During an IRONMAN, the things spectators along the course yell at you, the signs you see, and the the mantras you repeat to yourself can significantly impact your race. We chatted with 20 athletes to learn some of the weirdest, funniest, or most inspirational messages that friends, family members, and fellow athletes have shared with them while racing an IRONMAN event.
1) Ryan Hamm, M 18-24 , USA – part of the Coast Guard in North Carolina and races as a member of the US Military Endurance Sports program.
“The funniest, most inspirational thing I’ve heard while racing is, ‘The race has just begun.’ The timing of this saying was perfect—about 14 miles into the marathon portion of an IRONMAN. At first I laughed and thought, ‘What the heck do you think I’ve been doing for the past seven plus hours?’ Then I realized, ‘Hey, they’re right. Just forget about everything you’ve done, and all the pain. It’s just a half marathon. No biggie.'”
2) Matthew Greg Reese, M 45-49, USA – 13-time IRONMAN finisher who raced at the IRONMAN World Championship this year.
“The story that sticks with me was during the 2016 IRONMAN North American Championship. I was about 10 miles into the run (right before the monsoon that stopped us in our tracks for 30 minutes), and I was struggling, so I grabbed a drink at an aid station and was walking slowly. This volunteer came up to me and was super positive, encouraging, and doing everything he could to get me going. ‘Hey man, you’re almost there!’ ‘You are doing great!’ ‘What do you need?’ ‘Are you OK?’ ‘You are awesome,’ etc. I was thanking him and he was walking alongside me the whole time, just never giving up and wanting me to start running. He was saying things like, ‘You’ll make it, trust me.’ I think he believed I was a first-timer, so eventually he said, ‘I’ve done an IRONMAN and I know you can. Is this your first race?’ I responded, ‘Nope, this is number ten.’
Maybe it was the combination of his being tired, standing in the pouring rain, and the amount of effort he put into encouraging me, but I think he felt a little duped after I said that. He (gently) shoved me forward and yelled, ‘OMG, screw you! Get outta here!’ and stormed back to the aid station (laughing the whole time). It was so spontaneous and from the heart that I started howling in laughter—and it got me running again.”
3) Michael Pierson, M 50-54, USA – 12-time IRONMAN finisher who races often with his wife, Susan…
For triathletes who hate the running part, there’s a new sport that offers a path to glory
When I proudly told friends that I had qualified for the world championships in aquabike this past August, at age 60, I faced blank stares and concerned questions.
“How does the bike move in the water?”
“Do you practice on a stationary bike in the pool?” my brother-in-law asked.
The answer is that aquabike is a relatively new sport in triathlon, a race that normally includes a swim, bike and run. In aquabike, you get to skip the run.

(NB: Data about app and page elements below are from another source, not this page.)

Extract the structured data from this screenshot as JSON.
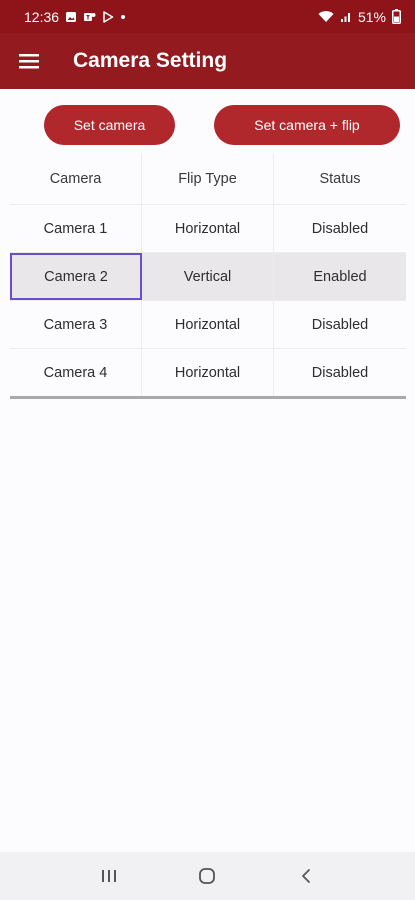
{
  "status_bar": {
    "time": "12:36",
    "battery": "51%"
  },
  "app_bar": {
    "title": "Camera Setting",
    "menu_icon": "hamburger-menu-icon"
  },
  "actions": {
    "set_camera": "Set camera",
    "set_camera_flip": "Set camera + flip"
  },
  "table": {
    "headers": [
      "Camera",
      "Flip Type",
      "Status"
    ],
    "rows": [
      [
        "Camera 1",
        "Horizontal",
        "Disabled"
      ],
      [
        "Camera 2",
        "Vertical",
        "Enabled"
      ],
      [
        "Camera 3",
        "Horizontal",
        "Disabled"
      ],
      [
        "Camera 4",
        "Horizontal",
        "Disabled"
      ]
    ]
  },
  "colors": {
    "status_bar": "#8e1419",
    "app_bar": "#931a1e",
    "button": "#b0272c",
    "selection": "#6a4fcb"
  }
}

While races vary, the most common distance is a 1.2-mile swim and a 56-mile bike ride. “Swim, bike, done,” enthusiasts say.
While the number of participants in triathlons has declined in the past few years, aquabike is growing rapidly, partly by appealing to older athletes with running injuries.
“It’s growing like a weed,” says Chuck Graziano, a director of USA Triathlon who has a titanium knee and competes in aquabike. “It doesn’t include the pounding of running. It can be age-related, injury-related, or people who just prefer not to run.”
Indeed, the number of aquabike races sanctioned by USA Triathlon, the sport’s governing body, has more than doubled in five years to 562 races with 5,160 aquabikers last year.
With over 130 athletes from Colorado racing IRONMAN Arizona this weekend, we went digging in the 303 archives to resurrect this awesome mini-documentary of a day in the life of Dave Christen at IRONMAN Arizona 2016, courtesy of Kenny Withrow. Enjoy!